As arbitration agreements become more common, bankruptcy courts increasingly encounter arbitration agreements to which a bankruptcy debtor is a party. Bankruptcy judges must then determine whether to enforce an otherwise valid arbitration clause or to refuse enforcement and decide the underlying dispute themselves. To date, bankruptcy judges facing these issues have tended to see arbitration as a competing, quasi-judicial forum. They typically refuse to enforce arbitration agreements when they find that bankruptcy policy would favor resolution in the bankruptcy proceeding instead of in some other adjudicative forum. Building on previous work, I contend in this article that arbitration is best understood not as a type of quasi-adjudication, but as a species of contract, with the award equivalent to a contract term agreed upon by the parties ex ante. I argue that arbitration agreements should be enforced by bankruptcy courts unless enforcement would prevent a party from vindicating its statutory bankruptcy rights, and that bankruptcy courts should then decide whether to enforce the award by considering whether the award would contravene the policy of bankruptcy law if it had been a contract term.
Paul F. Kirgis #SSRN on "Arbitration, Bankruptcy and Public Policy: A Contractarian Analysis"
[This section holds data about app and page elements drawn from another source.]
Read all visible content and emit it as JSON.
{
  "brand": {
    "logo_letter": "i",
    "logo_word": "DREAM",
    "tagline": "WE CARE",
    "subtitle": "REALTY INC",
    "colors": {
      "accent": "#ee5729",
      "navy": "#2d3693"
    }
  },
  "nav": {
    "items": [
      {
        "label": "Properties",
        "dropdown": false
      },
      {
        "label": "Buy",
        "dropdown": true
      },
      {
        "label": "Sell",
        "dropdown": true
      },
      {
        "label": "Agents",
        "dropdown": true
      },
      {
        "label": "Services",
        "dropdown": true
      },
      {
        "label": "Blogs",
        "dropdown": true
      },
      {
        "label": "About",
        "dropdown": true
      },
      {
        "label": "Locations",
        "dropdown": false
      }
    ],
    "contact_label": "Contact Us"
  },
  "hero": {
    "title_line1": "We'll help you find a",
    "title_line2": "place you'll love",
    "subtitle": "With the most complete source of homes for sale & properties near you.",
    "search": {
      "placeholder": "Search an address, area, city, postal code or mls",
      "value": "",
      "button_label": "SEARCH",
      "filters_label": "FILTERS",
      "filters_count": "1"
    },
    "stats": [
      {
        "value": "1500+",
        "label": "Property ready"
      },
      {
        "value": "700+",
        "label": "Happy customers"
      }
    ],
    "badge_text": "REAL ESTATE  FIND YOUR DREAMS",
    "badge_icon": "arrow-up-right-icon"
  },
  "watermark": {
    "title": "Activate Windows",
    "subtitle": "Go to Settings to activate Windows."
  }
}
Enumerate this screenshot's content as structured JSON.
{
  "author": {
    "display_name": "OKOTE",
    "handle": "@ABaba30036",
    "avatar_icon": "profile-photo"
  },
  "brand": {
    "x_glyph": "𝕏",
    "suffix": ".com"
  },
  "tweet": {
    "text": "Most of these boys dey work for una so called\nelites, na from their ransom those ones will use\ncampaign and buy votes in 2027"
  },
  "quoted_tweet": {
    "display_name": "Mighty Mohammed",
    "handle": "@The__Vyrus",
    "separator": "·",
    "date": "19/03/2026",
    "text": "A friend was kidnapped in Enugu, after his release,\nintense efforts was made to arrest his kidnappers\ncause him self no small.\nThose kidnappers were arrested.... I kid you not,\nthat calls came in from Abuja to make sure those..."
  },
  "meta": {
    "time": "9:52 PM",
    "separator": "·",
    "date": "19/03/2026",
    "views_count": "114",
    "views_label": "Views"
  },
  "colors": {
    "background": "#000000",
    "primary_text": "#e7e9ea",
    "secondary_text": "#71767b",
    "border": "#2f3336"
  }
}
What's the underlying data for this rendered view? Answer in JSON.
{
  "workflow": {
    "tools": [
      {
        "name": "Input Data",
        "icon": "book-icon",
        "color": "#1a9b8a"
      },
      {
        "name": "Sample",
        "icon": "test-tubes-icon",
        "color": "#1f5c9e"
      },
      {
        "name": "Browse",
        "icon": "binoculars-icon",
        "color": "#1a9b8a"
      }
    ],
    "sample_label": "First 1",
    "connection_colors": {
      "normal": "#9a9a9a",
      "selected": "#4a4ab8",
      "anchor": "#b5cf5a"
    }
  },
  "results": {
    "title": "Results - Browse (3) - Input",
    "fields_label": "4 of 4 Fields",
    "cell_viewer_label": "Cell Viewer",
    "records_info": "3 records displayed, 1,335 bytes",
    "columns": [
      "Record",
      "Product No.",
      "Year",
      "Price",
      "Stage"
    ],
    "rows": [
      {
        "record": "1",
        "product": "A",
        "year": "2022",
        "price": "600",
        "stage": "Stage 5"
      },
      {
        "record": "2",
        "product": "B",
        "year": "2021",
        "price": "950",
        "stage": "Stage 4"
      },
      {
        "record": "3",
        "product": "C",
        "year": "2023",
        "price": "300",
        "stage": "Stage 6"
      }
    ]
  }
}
Paul F. Kirgis (St. John’s University School of Law) has posted a new working paper on SSRN entitled: Arbitration, Bankruptcy, and Public Policy: A Contractarian Analysis. Here is the abstract: